3) Considering the R9 390 AIBs were around ~15% faster than the reference R9 290, had double the RAM, and was equal or cheaper in price than the GTX 970... Yeah... It's not exactly as black and white as this article is painting that exact same GPU. The previously linked article of yours comparing AIB versions of the GTX 970 and the R9 390 tells quite a different story. It makes this article seem like a way to discredit the ones that recommended AMD back then, despite there being completely legitimate reasons to do so. If I had to do so today, I would still recommend an AIB R9 390 over any GTX 970.

4) It was well-known that the R9 390 stretched its legs more at 1440p compared to the GTX 970. Two reasons. CPU overhead, and RAM. Yes. I get it. Looking at the 1080p framerates, it doesn't seem that these cards are viable for 1440p anymore. But that didn't stop you back then in your article stated at #1. Also, the R9 290 was not viable for 1440p due to its 4GB RAM limitation. This would be a great way to test if RAM really is a limit or not, by comparing the 8GB vs the 3.5GB at 1440p. The current argument that 3.5GB is fine, not only do I find it incomplete, I honestly find it appalling to put a product in a good light after nVidia deliberately deceived its customers.

Cheers.
Yeah it's crazy 970s still cost more even used. You should keep your complex mathematics to yourself so all the crypto miners don't catch on and make a fortune!
 

codgerface

TS Booster
Great revisit, Steve! This will be very helpful for plenty of 290/970 owners contemplating their path forward. Appreciate the hard work.

...

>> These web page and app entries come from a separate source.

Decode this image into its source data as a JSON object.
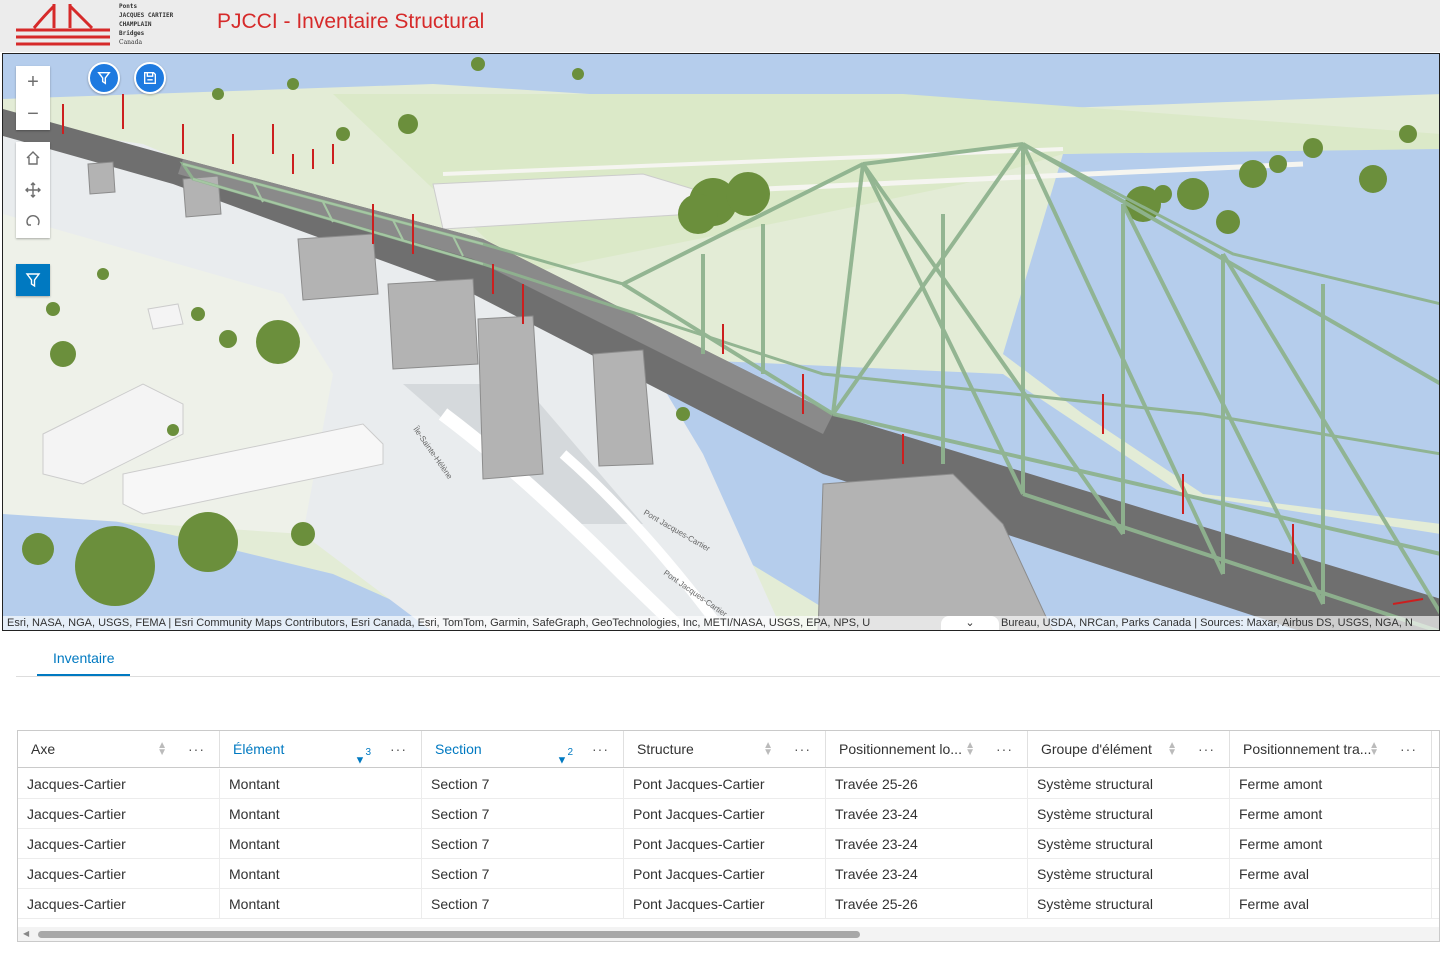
{
  "header": {
    "logo_lines": [
      "Ponts",
      "JACQUES CARTIER",
      "CHAMPLAIN",
      "Bridges",
      "Canada"
    ],
    "title": "PJCCI - Inventaire Structural"
  },
  "map": {
    "zoom_in": "+",
    "zoom_out": "−",
    "attribution_left": "Esri, NASA, NGA, USGS, FEMA | Esri Community Maps Contributors, Esri Canada, Esri, TomTom, Garmin, SafeGraph, GeoTechnologies, Inc, METI/NASA, USGS, EPA, NPS, U",
    "attribution_right": "Bureau, USDA, NRCan, Parks Canada | Sources: Maxar, Airbus DS, USGS, NGA, N",
    "attribution_toggle": "⌄",
    "road_labels": [
      "Île-Sainte-Hélène",
      "Pont Jacques-Cartier",
      "Pont Jacques-Cartier"
    ]
  },
  "colors": {
    "accent": "#0079c1",
    "brand_red": "#d62a2a",
    "truss": "#8fb38f",
    "water": "#b5cdec"
  },
  "panel": {
    "tabs": [
      {
        "label": "Inventaire"
      }
    ]
  },
  "table": {
    "columns": [
      {
        "label": "Axe"
      },
      {
        "label": "Élément",
        "sort_order": "3"
      },
      {
        "label": "Section",
        "sort_order": "2"
      },
      {
        "label": "Structure"
      },
      {
        "label": "Positionnement lo..."
      },
      {
        "label": "Groupe d'élément"
      },
      {
        "label": "Positionnement tra..."
      }
    ],
    "more_label": "···",
    "rows": [
      [
        "Jacques-Cartier",
        "Montant",
        "Section 7",
        "Pont Jacques-Cartier",
        "Travée 25-26",
        "Système structural",
        "Ferme amont"
      ],
      [
        "Jacques-Cartier",
        "Montant",
        "Section 7",
        "Pont Jacques-Cartier",
        "Travée 23-24",
        "Système structural",
        "Ferme amont"
      ],
      [
        "Jacques-Cartier",
        "Montant",
        "Section 7",
        "Pont Jacques-Cartier",
        "Travée 23-24",
        "Système structural",
        "Ferme amont"
      ],
      [
        "Jacques-Cartier",
        "Montant",
        "Section 7",
        "Pont Jacques-Cartier",
        "Travée 23-24",
        "Système structural",
        "Ferme aval"
      ],
      [
        "Jacques-Cartier",
        "Montant",
        "Section 7",
        "Pont Jacques-Cartier",
        "Travée 25-26",
        "Système structural",
        "Ferme aval"
      ]
    ]
  }
}
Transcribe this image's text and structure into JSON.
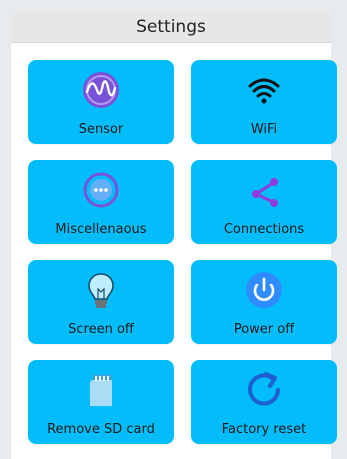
{
  "header": {
    "title": "Settings"
  },
  "tiles": [
    {
      "label": "Sensor",
      "icon": "sensor-icon"
    },
    {
      "label": "WiFi",
      "icon": "wifi-icon"
    },
    {
      "label": "Miscellenaous",
      "icon": "miscellaneous-icon"
    },
    {
      "label": "Connections",
      "icon": "connections-icon"
    },
    {
      "label": "Screen off",
      "icon": "lightbulb-icon"
    },
    {
      "label": "Power off",
      "icon": "power-icon"
    },
    {
      "label": "Remove SD card",
      "icon": "sd-card-icon"
    },
    {
      "label": "Factory reset",
      "icon": "reset-icon"
    }
  ],
  "colors": {
    "tile": "#02bdf9",
    "background": "#e8ebee",
    "title_bar": "#e7e7e7",
    "accent_purple": "#7a52d8",
    "accent_blue": "#2f8cff"
  }
}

2) The R9 390 was a competition for the GTX 970 for slightly longer. 10 months after the R9 290, the GTX 970 was released as you mentioned. The R9 290 competed for 9 months with the GTX 970, until the R9 390 was released. It was slightly improved to be direct competition for the GTX 970 up until the RX480 was release, which was 12 months later. The GTX 970 was released between them. You basically gave nVidia the slight upper hand by having their card that released almost a year later specifically designed to tackle the competition, and (accidentally) robbing AMD of the same chance. And then you compare it to the GTX 1060 and RTX 2060...? What is this? Advertisement for nVidia?

...
Oh, you haven't seen the Hardware Unboxed videos where he unboxes the monthly cash stipend from nvidia? It's beautiful. Sometimes he streams it live and you can watch as he straight up just types in extra fps for the nvidia cards based on how many stacks of hundreds they sent him.

Sound preposterous? Yes. Cool, I was just trying to keep my story as whack-a-doo as your constant "AMD oppression" conspiracy hunt.

I mean, you couldn't pick a worse target to accuse of clandestine bias... the gold standard of rigorous benchmarking who uses n=30+ for his data and conclusions, and who consistently recommends AMD products when the data/value warrants it.

Also, they're 5 year old cards! I feel like I'm taking crazy pills!
 

NightAntilli

TS Maniac
Great revisit, Steve! This will be very helpful for plenty of 290/970 owners contemplating their path forward. Appreciate the hard work.



Oh, you haven't seen the Hardware Unboxed videos where he unboxes the monthly cash stipend from nvidia? It's beautiful. Sometimes he streams it live and you can watch as he straight up just types in extra fps for the nvidia cards based on how many stacks of hundreds they sent him.

Sound preposterous? Yes. Cool, I was just trying to keep my story as whack-a-doo as your constant "AMD oppression" conspiracy hunt.

I mean, you couldn't pick a worse target to accuse of clandestine bias... the gold standard of rigorous benchmarking who uses n=30+ for his data and conclusions, and who consistently recommends AMD products when the data/value warrants it.

Also, they're 5 year old cards! I feel like I'm taking crazy pills!
And yet you can bring not one relevant fact to prove me wrong. False equivalencies and appeals to ridicule are cheap tactics that don't convince anyone that is capable of critical thinking.